Impact of Monsoon rains on the Indian economy

Was interviewed by Al Jazeera today on the impact of the monsoon on the Indian economy. I said there were a few things to note:

The impact of a poor monsoon is huge. India has approx 240 MILLION farmers, and an average of 60% of the labour market is dependent on the agriculture sector – directly & indirectly. Water is important to their livelihoods.

The problem is that the monsoon pattern is changing. Instead of long rains on a regular basis, India now experiences short, heavy showers with long dry periods inbetween, the risk of flooding and paradoxically, drought is increased.

The Indian government needs to look at strategic ways to help farmers. Instead of dishing out seeds and providing subsidies, they need to look at the ways in which rainwater can be captured, stored, and distributed more effectively. Only 30% of all agricultural land is irrigated, imagine if they could improve this figure!
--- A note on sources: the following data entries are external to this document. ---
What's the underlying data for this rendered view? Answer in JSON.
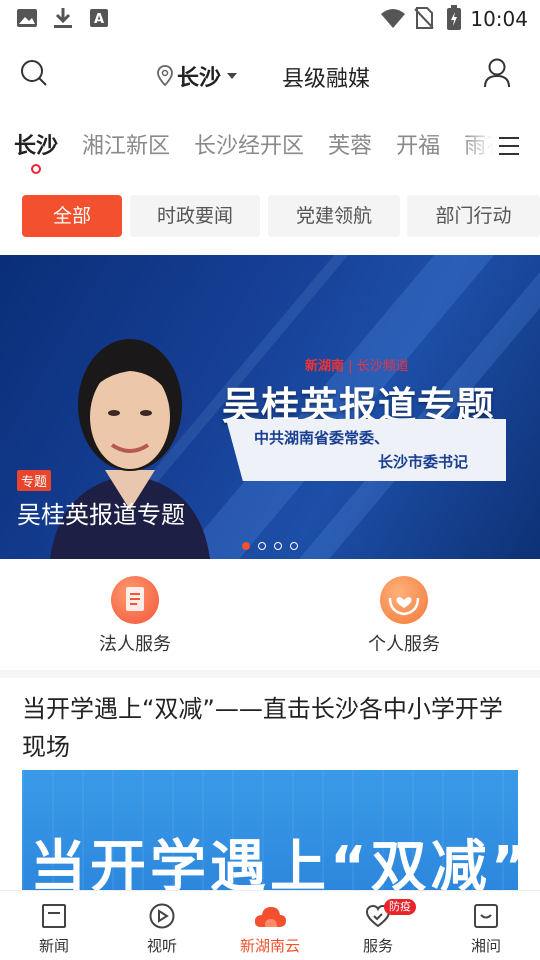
{
  "status": {
    "time": "10:04"
  },
  "header": {
    "location": "长沙",
    "title": "县级融媒"
  },
  "channels": [
    "长沙",
    "湘江新区",
    "长沙经开区",
    "芙蓉",
    "开福",
    "雨花"
  ],
  "subtabs": [
    "全部",
    "时政要闻",
    "党建领航",
    "部门行动"
  ],
  "banner": {
    "brand": "新湖南",
    "brand_sub": "长沙频道",
    "headline": "吴桂英报道专题",
    "line1": "中共湖南省委常委、",
    "line2": "长沙市委书记",
    "tag": "专题",
    "caption": "吴桂英报道专题",
    "slide_count": 4,
    "active_slide": 1
  },
  "services": [
    {
      "label": "法人服务",
      "icon": "document-icon",
      "color": "#f2553a"
    },
    {
      "label": "个人服务",
      "icon": "heart-hands-icon",
      "color": "#f27a3a"
    }
  ],
  "news": {
    "title": "当开学遇上“双减”——直击长沙各中小学开学现场",
    "image_text": "当开学遇上“双减”"
  },
  "tabbar": [
    {
      "label": "新闻",
      "icon": "news-icon"
    },
    {
      "label": "视听",
      "icon": "play-icon"
    },
    {
      "label": "新湖南云",
      "icon": "cloud-icon",
      "active": true
    },
    {
      "label": "服务",
      "icon": "heart-icon",
      "badge": "防疫"
    },
    {
      "label": "湘问",
      "icon": "message-icon"
    }
  ],
  "colors": {
    "accent": "#f2502e",
    "badge": "#e8242c"
  }
}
The second way is to educate the farming community about new technologies available to improve their harvests, such as installing sprinkler irrigation systems or extending what the ITC group has done with enabling farmers to get latest market data on their mobiles that allows them to set the right prices for their crops.
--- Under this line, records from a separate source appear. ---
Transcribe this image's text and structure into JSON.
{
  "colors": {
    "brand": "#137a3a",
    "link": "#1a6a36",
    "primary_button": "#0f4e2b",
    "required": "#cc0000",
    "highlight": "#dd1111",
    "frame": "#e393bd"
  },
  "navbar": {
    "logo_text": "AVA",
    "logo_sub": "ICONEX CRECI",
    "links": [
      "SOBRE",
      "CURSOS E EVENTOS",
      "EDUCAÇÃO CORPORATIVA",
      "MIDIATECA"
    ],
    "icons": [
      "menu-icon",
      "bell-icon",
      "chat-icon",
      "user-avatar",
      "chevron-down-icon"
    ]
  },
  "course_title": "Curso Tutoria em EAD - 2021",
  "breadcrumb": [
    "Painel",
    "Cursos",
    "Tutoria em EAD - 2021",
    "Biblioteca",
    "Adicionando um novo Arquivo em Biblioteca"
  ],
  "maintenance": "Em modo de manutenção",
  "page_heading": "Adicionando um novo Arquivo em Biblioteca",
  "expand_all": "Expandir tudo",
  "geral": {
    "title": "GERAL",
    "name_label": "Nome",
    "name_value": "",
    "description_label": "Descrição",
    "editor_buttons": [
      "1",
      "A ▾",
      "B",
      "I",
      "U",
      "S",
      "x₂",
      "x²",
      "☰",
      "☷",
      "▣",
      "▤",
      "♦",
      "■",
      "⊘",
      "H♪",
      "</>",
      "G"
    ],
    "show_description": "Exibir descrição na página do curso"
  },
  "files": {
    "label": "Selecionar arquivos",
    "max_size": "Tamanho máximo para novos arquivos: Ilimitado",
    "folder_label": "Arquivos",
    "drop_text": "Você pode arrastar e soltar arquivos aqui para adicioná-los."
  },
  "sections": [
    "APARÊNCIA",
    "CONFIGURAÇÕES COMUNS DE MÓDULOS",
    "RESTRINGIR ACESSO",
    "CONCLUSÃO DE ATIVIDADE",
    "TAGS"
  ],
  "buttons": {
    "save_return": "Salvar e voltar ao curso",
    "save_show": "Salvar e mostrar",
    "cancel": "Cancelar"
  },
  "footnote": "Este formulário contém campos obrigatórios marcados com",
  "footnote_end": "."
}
Lastly, improve access to microfinance, in which small ticket loans could be provided for investments in technology & know how.

What’s also evident is that around the time of Indian independence,  India used to be wholly dependent on the agri sector. However, as time moves on India’s dependency has declined to around a level where agriculture accounts for almost 20% of her GDP. My point is that India knows it needs to reduce its dependency on the monsoon to deliver a bumper harvest, and has been doing so gradually.

I read a really interesting note, which will help me conclude this post. A bad monsoon isn’t just bad for India, but for the whole world. We need to look at the agri-food sector like a Rubiks cube, in which if you change one face of the cube, you inevitably create changes on the other sides of the same cube. In a similar vein, a decline in, for example, rice production has an impact on the cost of wheat in North America – after all we live in an increasingly interdependent world.